• [Input material]
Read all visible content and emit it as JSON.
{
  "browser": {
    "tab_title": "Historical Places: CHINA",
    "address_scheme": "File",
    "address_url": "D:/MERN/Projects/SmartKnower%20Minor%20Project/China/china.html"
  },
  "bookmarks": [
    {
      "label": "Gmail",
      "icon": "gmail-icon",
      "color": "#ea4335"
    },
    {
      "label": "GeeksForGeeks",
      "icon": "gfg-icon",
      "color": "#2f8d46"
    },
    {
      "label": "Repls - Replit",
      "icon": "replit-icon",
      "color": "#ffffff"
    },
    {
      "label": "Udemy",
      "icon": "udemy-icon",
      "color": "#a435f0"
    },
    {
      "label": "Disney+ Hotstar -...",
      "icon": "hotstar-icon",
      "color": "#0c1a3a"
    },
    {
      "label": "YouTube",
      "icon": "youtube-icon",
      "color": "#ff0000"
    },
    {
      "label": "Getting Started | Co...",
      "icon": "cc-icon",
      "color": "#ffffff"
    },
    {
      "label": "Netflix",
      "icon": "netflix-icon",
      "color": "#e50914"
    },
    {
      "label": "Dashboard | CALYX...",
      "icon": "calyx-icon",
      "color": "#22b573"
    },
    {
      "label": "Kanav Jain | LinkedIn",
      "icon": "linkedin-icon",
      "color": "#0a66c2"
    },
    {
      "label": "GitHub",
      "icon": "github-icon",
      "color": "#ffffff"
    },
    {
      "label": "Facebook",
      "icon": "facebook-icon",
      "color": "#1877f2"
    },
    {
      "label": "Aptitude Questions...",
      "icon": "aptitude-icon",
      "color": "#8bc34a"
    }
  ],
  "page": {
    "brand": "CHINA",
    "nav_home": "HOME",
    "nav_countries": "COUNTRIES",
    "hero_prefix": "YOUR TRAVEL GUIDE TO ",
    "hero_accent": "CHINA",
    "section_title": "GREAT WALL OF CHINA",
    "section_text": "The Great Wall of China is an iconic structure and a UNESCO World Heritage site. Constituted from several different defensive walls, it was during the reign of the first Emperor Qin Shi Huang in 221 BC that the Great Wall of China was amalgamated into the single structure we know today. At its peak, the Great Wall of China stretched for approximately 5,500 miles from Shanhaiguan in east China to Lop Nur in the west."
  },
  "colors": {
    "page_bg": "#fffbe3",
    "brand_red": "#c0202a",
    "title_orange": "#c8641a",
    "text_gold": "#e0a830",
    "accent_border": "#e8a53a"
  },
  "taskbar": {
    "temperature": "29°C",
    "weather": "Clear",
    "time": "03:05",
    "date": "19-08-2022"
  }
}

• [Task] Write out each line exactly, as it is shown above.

• [Answer section]
Read all visible content and emit it as JSON.
{
  "browser": {
    "tab_title": "Historical Places: CHINA",
    "address_scheme": "File",
    "address_url": "D:/MERN/Projects/SmartKnower%20Minor%20Project/China/china.html"
  },
  "bookmarks": [
    {
      "label": "Gmail",
      "icon": "gmail-icon",
      "color": "#ea4335"
    },
    {
      "label": "GeeksForGeeks",
      "icon": "gfg-icon",
      "color": "#2f8d46"
    },
    {
      "label": "Repls - Replit",
      "icon": "replit-icon",
      "color": "#ffffff"
    },
    {
      "label": "Udemy",
      "icon": "udemy-icon",
      "color": "#a435f0"
    },
    {
      "label": "Disney+ Hotstar -...",
      "icon": "hotstar-icon",
      "color": "#0c1a3a"
    },
    {
      "label": "YouTube",
      "icon": "youtube-icon",
      "color": "#ff0000"
    },
    {
      "label": "Getting Started | Co...",
      "icon": "cc-icon",
      "color": "#ffffff"
    },
    {
      "label": "Netflix",
      "icon": "netflix-icon",
      "color": "#e50914"
    },
    {
      "label": "Dashboard | CALYX...",
      "icon": "calyx-icon",
      "color": "#22b573"
    },
    {
      "label": "Kanav Jain | LinkedIn",
      "icon": "linkedin-icon",
      "color": "#0a66c2"
    },
    {
      "label": "GitHub",
      "icon": "github-icon",
      "color": "#ffffff"
    },
    {
      "label": "Facebook",
      "icon": "facebook-icon",
      "color": "#1877f2"
    },
    {
      "label": "Aptitude Questions...",
      "icon": "aptitude-icon",
      "color": "#8bc34a"
    }
  ],
  "page": {
    "brand": "CHINA",
    "nav_home": "HOME",
    "nav_countries": "COUNTRIES",
    "hero_prefix": "YOUR TRAVEL GUIDE TO ",
    "hero_accent": "CHINA",
    "section_title": "GREAT WALL OF CHINA",
    "section_text": "The Great Wall of China is an iconic structure and a UNESCO World Heritage site. Constituted from several different defensive walls, it was during the reign of the first Emperor Qin Shi Huang in 221 BC that the Great Wall of China was amalgamated into the single structure we know today. At its peak, the Great Wall of China stretched for approximately 5,500 miles from Shanhaiguan in east China to Lop Nur in the west."
  },
  "colors": {
    "page_bg": "#fffbe3",
    "brand_red": "#c0202a",
    "title_orange": "#c8641a",
    "text_gold": "#e0a830",
    "accent_border": "#e8a53a"
  },
  "taskbar": {
    "temperature": "29°C",
    "weather": "Clear",
    "time": "03:05",
    "date": "19-08-2022"
  }
}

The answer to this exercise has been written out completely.